PC: What about renters whose units are being are being foreclosed? Is there any way to help them?
DB: We should try to ensure that if your landlord loses the house, you would get to stay there at least through the remainder of your lease and some grace period. So they can't say, "OK, the house has been foreclosed. You're out of here today."
Even without a lease, renters should get something like 90 days notice so that they can plan. Because unlike owners, renters may not know if their landlord's not making the mortgage payment.
PC: In the long term, what regulations need to be put in place to fix these markets?
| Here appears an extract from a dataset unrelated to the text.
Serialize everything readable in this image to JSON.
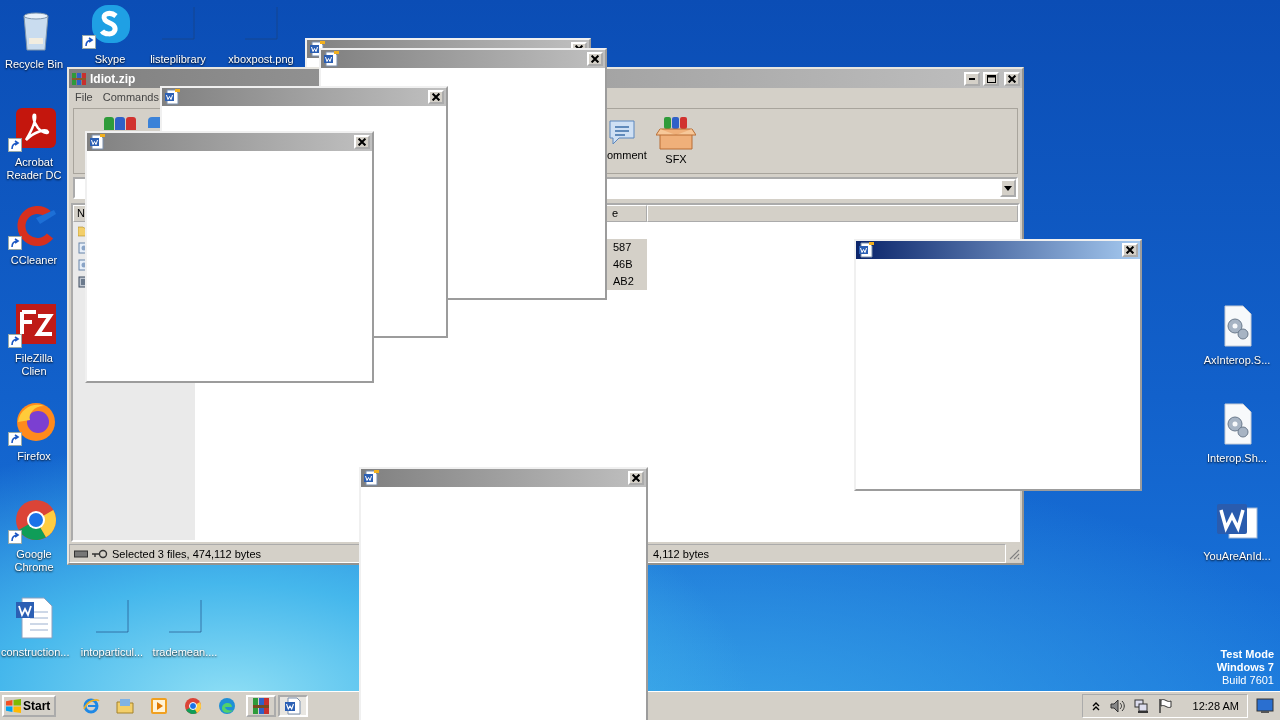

DB: First let's back up a step. The Federal Reserve board allowed the housing bubble to grow. The bubble could have easily been attacked, but [Fed chief] Alan Greenspan made the decision not to. If he had, you wouldn't have had a lot of these problems.
Beyond that, he was totally derelict in enforcing a lot of regulations. Everyone knew that a lot of garbage loans were being made. They could have easily cracked down on that -- that was incredible negligence.
As to the deeper structure of the markets, it makes sense to make sure that the issuers of mortgage-backed securities have a stake in them, so that they don't have an incentive just to issue garbage loans and sell them on the secondary market.
As a practical matter, though, I don't know if the regulators will have to do anything, because I don't think anyone's going to buy mortgages from people who don't have a stake in them. Wall Street might actually want the regulation because they want people to believe that they're selling good assets.